In article      CrossRef
 
[9]  Alcoforado, G. A. P., T. L. McKay, and J. Slots. (1987) Rapid method for detection of lactose fermenting oral microorganisms. Oral Microbiol. Immunol. 2: 35-38.
In article      CrossRef
 
[10]  Norskov-Lauritsen N and Kilian M. Reclassification of Actinobacillus actinomycetemcomitans, Haemophilus aphrophilus, Haemophilus paraphrophilus and Haemophilus segnis as Aggregatibacter actinomyctemcomitans gen. nov., comb. nov., Aggregatibacter aphrophilus comb. nov. and Aggregatibacter segnis comb. nov., and emended description of Aggregatibacter aphrophilus to include V factor-dependent and V factor-independent isolates. (2006) Int J Syst Bacteriol; 56: 2135-2146.
In article      CrossRef
 
[11]  Preus HR Sunday GJ Haraszthy VІ et al. (1992) Rapid identification of Actinobacillus actinomycetemcomitans, based on analysis of 23S rRNA, Oral Microbiol Immunol; 7: 372-375.
In article      
 
[12]  Christensen GD, Simpson WA, Younger JA, Baddour LM, Barrett FF, Melton DM, et al. (1985) Adherence of cogulase negative Staphylococi to plastic tissue cultures:a quantitative model for the adherence of staphylococci to medical devices. J Clin Microbiol; 22: 996-1006.
In article      
 
[13]  O, Toole,G.A.,and Kolter,R (1998) Initiation of biofilm frmation in Pseudomonasfluorescence WCS365 proceed via multiple convergent signaling pathways:agenetic analysis Mol. Microbiol. 28: 449-461.
In article      
 
[14]  Fine DH, Furgang D, Schreiner HC.et al. (1999) Phenotypic variation in Actinobacillus actinomycetemcomitans during laboratory growth: implications for virulence. Microbiology; 145: 1335-1347.
In article      CrossRef
 
[15]  More G, Tshikalange TE, Lall N, Botha F, Meyer JJM. (2008). Antimicrobial activity of medicinal plants against oral microorganisms Journal of Ethnopharmacology, 119: 473-477.
In article      CrossRef
 
[16]  National Committee for Clinical Laboratory Standards. 5. NCCLS Wayne PA; 2000.
In article      
 
[17]  Cai L, Wu CD. (1996). Compounds from Syzygium aromaticum possessing growth inhibitory activity against oral pathogens. J Nat Prod, 59: 987-90.
In article      CrossRef
 
[18]  Sedighinia F, Safipour Afshar A, Soleimanpour S, Zarif R, Asili J, Ghazvini J. (2012); Antibacterial activity of Glycyrrhiza glabra against oral pathogens: an in vitro study Avicenna J Phyto Med. 3: 118-124.
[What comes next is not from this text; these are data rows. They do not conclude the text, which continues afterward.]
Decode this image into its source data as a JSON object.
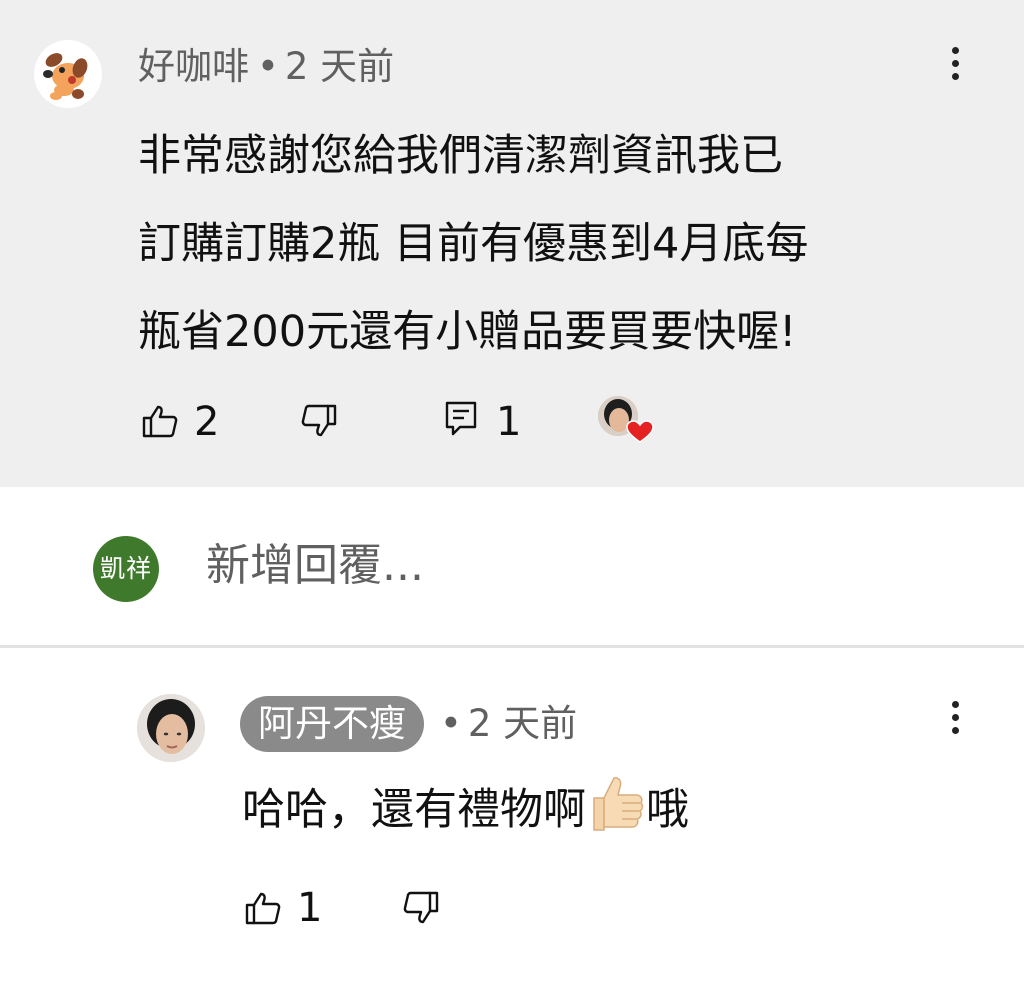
{
  "comment": {
    "author": "好咖啡",
    "time": "2 天前",
    "text_lines": [
      "非常感謝您給我們清潔劑資訊我已",
      "訂購訂購2瓶 目前有優惠到4月底每",
      "瓶省200元還有小贈品要買要快喔!"
    ],
    "like_count": "2",
    "reply_count": "1",
    "highlight_color": "#efefef"
  },
  "add_reply": {
    "avatar_text": "凱祥",
    "avatar_color": "#3f7a2c",
    "placeholder": "新增回覆..."
  },
  "reply": {
    "author": "阿丹不瘦",
    "time": "2 天前",
    "text_before_emoji": "哈哈，還有禮物啊",
    "emoji": "thumbs-up-emoji",
    "text_after_emoji": "哦",
    "like_count": "1",
    "author_chip_color": "#8a8a8a"
  },
  "icons": {
    "like": "thumbs-up-icon",
    "dislike": "thumbs-down-icon",
    "reply": "comment-icon",
    "more": "more-vert-icon",
    "heart": "heart-icon"
  }
}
In article      
 
[19]  -Cerca, N., Martins, S., Cerca, F., Jefferson, K., Gerald, P., Oliveira, R., Azeredo, J. (2005) Comparative assessment of antibiotic susceptibility of coagulase-negative Staphylococci in biofilm versus planktonic culture as assessed by bacterial enumeration or rapid XTT colorimetry Antimicrobial Chemotherapy 56, :331-336.
In article      
 
[20]  Marananan MM, Moreiar B, Boyle-Vavra S and Daum RS. (1997) Antimicrobial resistance in Staphylococci. Infect. Dis. Clinic North Am. 11: 813-8.
In article      CrossRef
 
comments powered by Disqus
  • CiteULikeCiteULike
  • MendeleyMendeley
  • StumbleUponStumbleUpon
  • Add to DeliciousDelicious
  • FacebookFacebook
  • TwitterTwitter
  • LinkedInLinkedIn